The exact unemployment rate is a rather difficult number to determine. After all, there are various standards for what counts as being unemployed and the methods used to gather data are subject to numerous problems. However, it it obvious enough that the economic downturn has increased unemployment in the United States.
As I write this, the estimated unemployment rate is about 8.5%. This is the national average and like all averages, it tends to conceal more than it reveals. So, to get a clearer picture of what is really going on, it is necessary to get beyond the average and see what is happening in the specifics.
Another specific is gender: the unemployment rate is higher among men than women. This is due, in large part, to the distinction between the sort of jobs that are dominated by men and those that are dominated by women. For example, construction jobs tend to be male dominated and the construction industry has taken a severe hit.
A third specific is education. The unemployment rate of those who have a college degree is only 4.3% compared to 13.3% for those who lack even a high school education. This is hardly surprising: jobs that require college degrees tend to be more secure and those who are college educated have a broader range of opportunities. For example, a person with a college degree can get jobs that require less than a college degree (although they can face the challenge of being over-educated for the position). In contrast, someone who lacks a high school degree will be very limited in his employment opportunities.
As has long been the case, getting a college degree is your best bet in terms of getting and keeping a job. Unfortunately, colleges and universities are suffering budget woes and hence tuition will increase as aid decreases. However, there is still a considerable amount of money out there, especially for female and minority students-you just have to look harder for it these days.
As an aside, some people have asked me if my students have become more serious about their studies. After all, the consequences of not getting a college degree have become even more serious and there will be greater competition among those seeking jobs. Interestingly, students have voiced some concerns about the economy, but the level of effort seems to be unchanged. Statistically, the grades are on par with the grades of previous years. This might change if the economic downturn continues. Also, more people might decide to return to college and returning students are generally much more serious than “traditional” students.
Race is also a factor in unemployment. For example, only about 2.3% of white college graduates were unemployed in the final days of 2008. In contrast, 13.3% of African-Americans were unemployed as were 11.4% of Hispanics.
While it might be tempting to immediately and simply blame racism for the disparity, it is worth undertaking an analysis of the difference in terms of other factors as well.
One factor is the difference in the nature of the employment. For example, Hispanics are commonly employed in the construction field and that field is doing relatively poorly these days. Hence, there would tend to be more unemployed Hispanics than there would be unemployed white college graduates.
Naturally, it can be contended that the distinction in employment is at least partially the result of racism or factors that involve race. For example, it could be argued that Hispanics and blacks are in job that are more vulnerable because most of the more secure jobs are taken by whites. It could also be argued that race is a factor in who gets let go first-perhaps it is the case that blacks and Hispanics would be more likely to be fired first when a company starts getting into trouble.
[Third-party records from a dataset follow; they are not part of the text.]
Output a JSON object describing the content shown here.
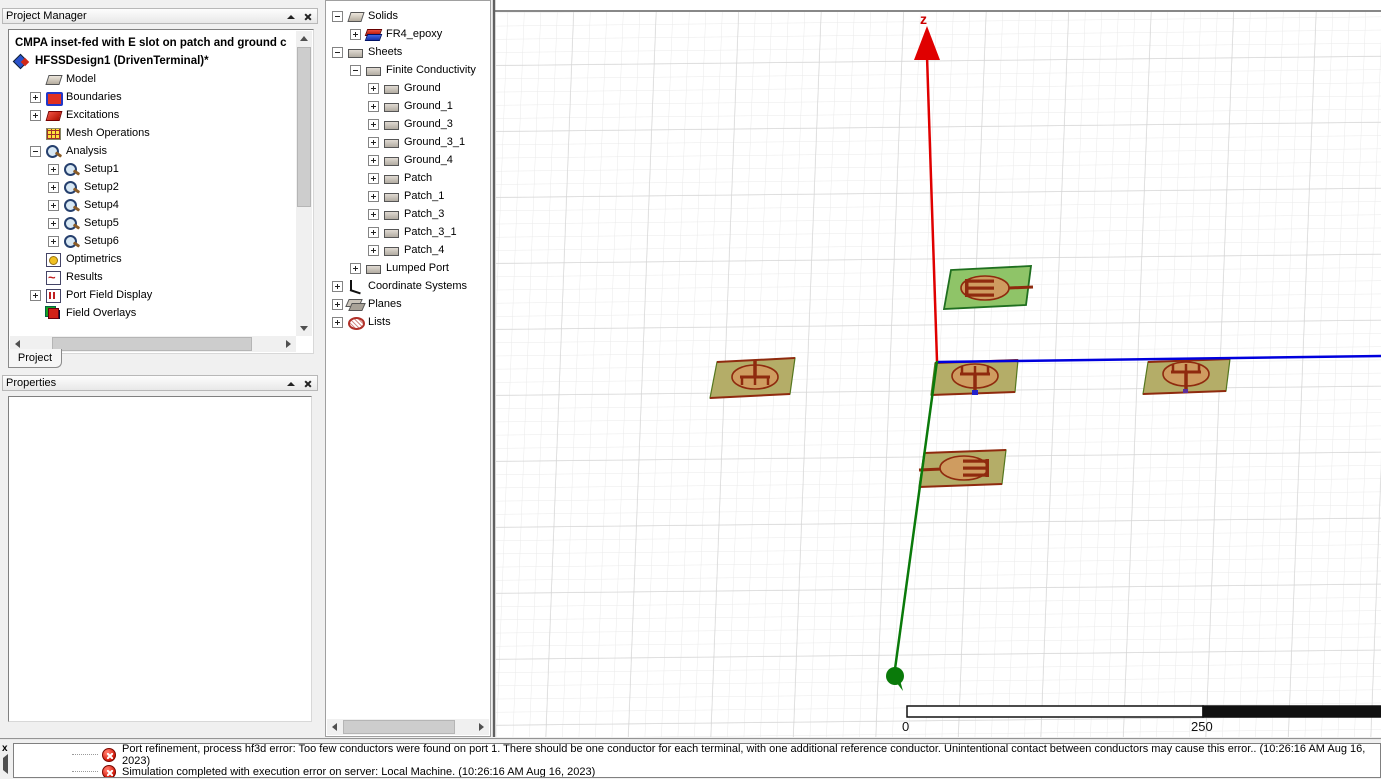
{
  "project_manager": {
    "title": "Project Manager",
    "project_name": "CMPA inset-fed with E slot on patch and ground c",
    "design_name": "HFSSDesign1 (DrivenTerminal)*",
    "items": [
      {
        "label": "Model"
      },
      {
        "label": "Boundaries"
      },
      {
        "label": "Excitations"
      },
      {
        "label": "Mesh Operations"
      },
      {
        "label": "Analysis"
      },
      {
        "label": "Setup1"
      },
      {
        "label": "Setup2"
      },
      {
        "label": "Setup4"
      },
      {
        "label": "Setup5"
      },
      {
        "label": "Setup6"
      },
      {
        "label": "Optimetrics"
      },
      {
        "label": "Results"
      },
      {
        "label": "Port Field Display"
      },
      {
        "label": "Field Overlays"
      }
    ],
    "tab_label": "Project"
  },
  "properties_panel": {
    "title": "Properties"
  },
  "model_tree": {
    "items": [
      {
        "label": "Solids"
      },
      {
        "label": "FR4_epoxy"
      },
      {
        "label": "Sheets"
      },
      {
        "label": "Finite Conductivity"
      },
      {
        "label": "Ground"
      },
      {
        "label": "Ground_1"
      },
      {
        "label": "Ground_3"
      },
      {
        "label": "Ground_3_1"
      },
      {
        "label": "Ground_4"
      },
      {
        "label": "Patch"
      },
      {
        "label": "Patch_1"
      },
      {
        "label": "Patch_3"
      },
      {
        "label": "Patch_3_1"
      },
      {
        "label": "Patch_4"
      },
      {
        "label": "Lumped Port"
      },
      {
        "label": "Coordinate Systems"
      },
      {
        "label": "Planes"
      },
      {
        "label": "Lists"
      }
    ]
  },
  "viewport": {
    "z_axis_label": "z",
    "ruler": {
      "origin_label": "0",
      "mid_label": "250"
    },
    "colors": {
      "x_axis": "#0000dd",
      "y_axis": "#0a7a0a",
      "z_axis": "#e00000",
      "patch_green": "#8fc468",
      "patch_olive": "#b4ad68",
      "slot_red": "#8f2a0e",
      "ellipse_fill": "#cf9c60",
      "grid_minor": "#e9e9e9",
      "grid_major": "#d5d5d5",
      "port_blue": "#2222cc"
    }
  },
  "messages": {
    "items": [
      {
        "text": "Port refinement, process hf3d error: Too few conductors were found on port 1.  There should be one conductor for each terminal, with one additional reference conductor.  Unintentional contact between conductors may cause this error.. (10:26:16 AM  Aug 16, 2023)"
      },
      {
        "text": "Simulation completed with execution error on server: Local Machine. (10:26:16 AM  Aug 16, 2023)"
      }
    ]
  }
}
It would, of course, take further investigation to see if racism is a significant factor in the differences in unemployment figures. After all, a distinction between ethnic groups need not automatically entail that racism is a factor.
Another factor is education. The percentage of whites with college degrees is higher than the percentage of blacks and Hispanics with college degrees. Given that people with college degrees are less likely to be unemployed, this would contribute to the disparity.
This does, of course, raise the question as to why there is a disparity in education and one possible explanation is racism. As such, this specific disparity would be indirectly explained by racism: racism leads to a disparity in education which leads to a disparity in employment.
Of course, there is the fact that the unemployment rate for the college educated is 4.3% while that for white folks with a college degree is 2.3%. In this case, having a college degree cannot be the factor that explains the difference-there would need to be some other factor or factors (including chance, of course).
One possible factor is race. Perhaps white college graduates are able to acquire more secure jobs or are less likely to be let go because of their race. Or there may be other factors that are connected to race.
It is, of course, important to not simply assume that race or racism are the sole factors. There might well be other factors that help explain some of the disparity. For example, there might be a freely chosen employment preferences that are a factor. Perhaps whites are somewhat more inclined to seek employment in fields that have been, by a matter of luck, hit less hard by the economic downturn. Or perhaps location is a factor-perhaps the areas that have been hit hardest have fewer white folks than areas that were hit less hard.
Overall, it does seems reasonable to believe that race and racism are contributing factors to the disparity. However, it should not be assumed that these are the only factors. After all, in order to fix the economic problems we need to have a clear picture of what is causing the problem and getting such a picture requires considering all reasonable possibilities.